FBI agents swept across Alabama this morning arresting state lawmakers and lobbyists as part of a federal probe into efforts to pass gambling legislation last spring.

The biggest name arrested so far has been VictoryLand owner Milton McGregor, who was arrested at his Montgomery home this morning.

Also arrested today have been state senators Jim Preuitt, R-Talladega, Quinton Ross, D-Montgomery, Larry Means, D-Attalla, Harri Anne Smith, I-Slocomb and Montgomery lobbyist Jerrod Massey.
I've known Milton McGregor since I was a kid, although it's been a good 20 years since I've so much as laid eyes on him. Back in the late 70's and early 80's, he ran a vending machine business in my hometown of Enterprise.

Around 1982, Milton cashed in on the early 80's video game fad by opening the town's only video arcade, a little strip mall joint called "Happy Tymes." For about three years, it was hands-down the number-one hangout for anybody in 'Weeviltown' between the ages of 10 and 20.

That taste for "gaming" might have been what led Milton to become the public face of Victoryland, a dog track in east-central Alabama, when the track was first developed about 25 years ago.
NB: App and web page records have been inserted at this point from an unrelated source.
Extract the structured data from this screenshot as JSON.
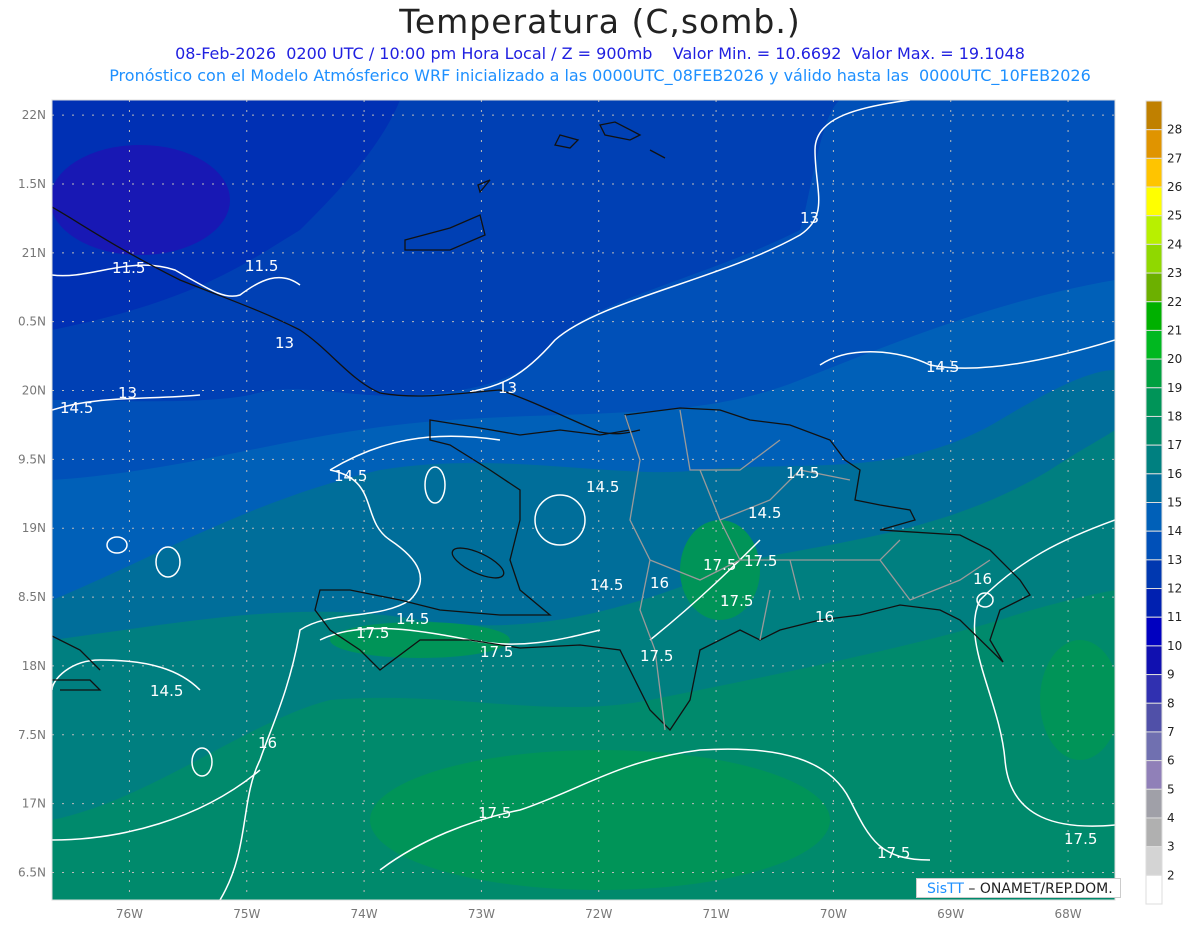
{
  "header": {
    "title": "Temperatura (C,somb.)",
    "line1": "08-Feb-2026  0200 UTC / 10:00 pm Hora Local / Z = 900mb    Valor Min. = 10.6692  Valor Max. = 19.1048",
    "line2": "Pronóstico con el Modelo Atmósferico WRF inicializado a las 0000UTC_08FEB2026 y válido hasta las  0000UTC_10FEB2026"
  },
  "map": {
    "lon_range": [
      -76.66,
      -67.6
    ],
    "lat_range": [
      16.3,
      22.11
    ],
    "x_ticks": [
      {
        "value": -76,
        "label": "76W"
      },
      {
        "value": -75,
        "label": "75W"
      },
      {
        "value": -74,
        "label": "74W"
      },
      {
        "value": -73,
        "label": "73W"
      },
      {
        "value": -72,
        "label": "72W"
      },
      {
        "value": -71,
        "label": "71W"
      },
      {
        "value": -70,
        "label": "70W"
      },
      {
        "value": -69,
        "label": "69W"
      },
      {
        "value": -68,
        "label": "68W"
      }
    ],
    "y_ticks": [
      {
        "value": 22,
        "label": "22N"
      },
      {
        "value": 21.5,
        "label": "1.5N"
      },
      {
        "value": 21,
        "label": "21N"
      },
      {
        "value": 20.5,
        "label": "0.5N"
      },
      {
        "value": 20,
        "label": "20N"
      },
      {
        "value": 19.5,
        "label": "9.5N"
      },
      {
        "value": 19,
        "label": "19N"
      },
      {
        "value": 18.5,
        "label": "8.5N"
      },
      {
        "value": 18,
        "label": "18N"
      },
      {
        "value": 17.5,
        "label": "7.5N"
      },
      {
        "value": 17,
        "label": "17N"
      },
      {
        "value": 16.5,
        "label": "6.5N"
      }
    ],
    "contour_labels": [
      "11.5",
      "11.5",
      "13",
      "13",
      "13",
      "13",
      "14.5",
      "14.5",
      "14.5",
      "14.5",
      "14.5",
      "14.5",
      "14.5",
      "14.5",
      "14.5",
      "16",
      "16",
      "16",
      "16",
      "17.5",
      "17.5",
      "17.5",
      "17.5",
      "17.5",
      "17.5",
      "17.5",
      "17.5",
      "17.5"
    ]
  },
  "colorbar": {
    "labels": [
      "28",
      "27",
      "26",
      "25",
      "24",
      "23",
      "22",
      "21",
      "20",
      "19",
      "18",
      "17",
      "16",
      "15",
      "14",
      "13",
      "12",
      "11",
      "10",
      "9",
      "8",
      "7",
      "6",
      "5",
      "4",
      "3",
      "2"
    ],
    "colors": [
      "#c08000",
      "#e09400",
      "#ffc400",
      "#ffff00",
      "#b8f000",
      "#90d800",
      "#6cb000",
      "#00b000",
      "#00b820",
      "#00a040",
      "#009458",
      "#008a68",
      "#008080",
      "#006e9a",
      "#0060b8",
      "#0050b8",
      "#0038b0",
      "#0020b0",
      "#0000c0",
      "#1010b0",
      "#3030b0",
      "#5050a8",
      "#7070b0",
      "#9080b8",
      "#a0a0a8",
      "#b0b0b0",
      "#d4d4d4",
      "#ffffff"
    ]
  },
  "credit": {
    "brand": "SisTT",
    "text": " – ONAMET/REP.DOM."
  }
}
McGregor was brought in as a junior partner to Alabama's real gambling godfather, one Paul Bryant, Jr.

"Cub" Bryant did not then and does not now like to be identified with gambling--the foundation of his personal wealth--in the media. The garrulous McGregor was a perfect foil. Milton loved the limelight, and quickly became the face of the state dog tracks, and later the moves towards turning them into full-on casinos--which, as of this writing, are still illegal under Alabama law.
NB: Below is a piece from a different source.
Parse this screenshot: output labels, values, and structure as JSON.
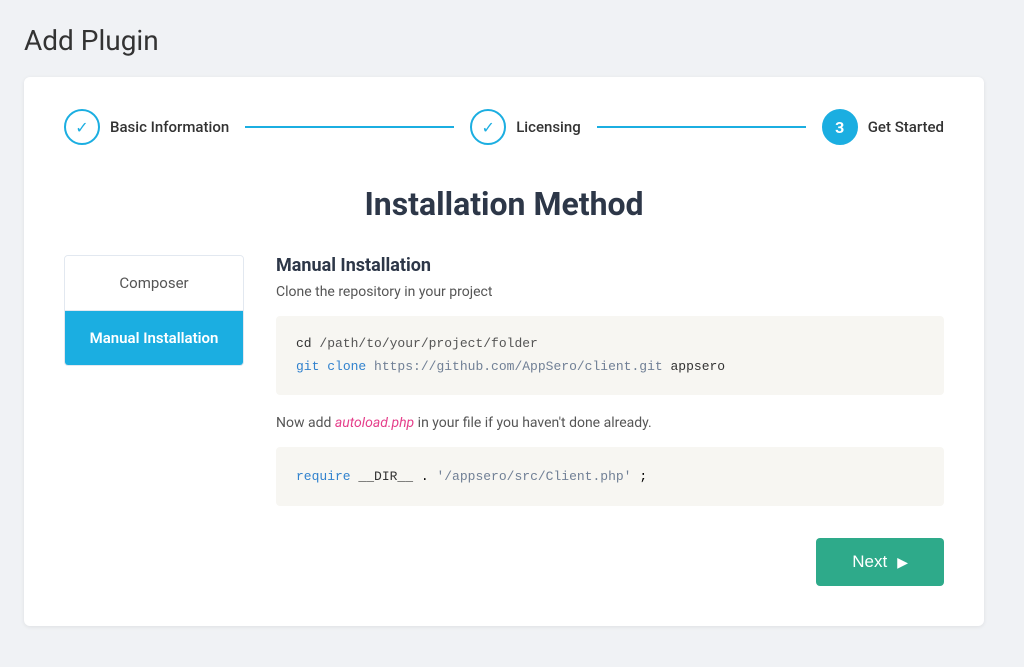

His work paid off, and handsomely. After Victoryland opened, McGregor became fabulously rich in his own right, and has been playing the game of Alabama politics with the big boys for a couple of decades now. Unfortunately, that game has been as corrupt as any in the nation for quite a bit longer than I've been alive, and it looks like the law may finally have caught up with Milton, as well as a whole bunch of dirty politicians.

Alabama's beyond-dirty legislature has needed a thorough defumigation for most of its sordid history. Here's to hoping that today's arrests mark the first influx of disinfectant.

Headline Of The Day

From the Orlando Sentinel:

"Florida man trying to shoo skunk accidentally shoots himself in face."
Insert your own Alan Grayson joke here.

Friday, October 1, 2010


CNN: "To say Allred, 69, is well-known is an understatement."

Ann Althouse: "To say CNN is a news organization is an overstatement."

H/T: Blogfaddah.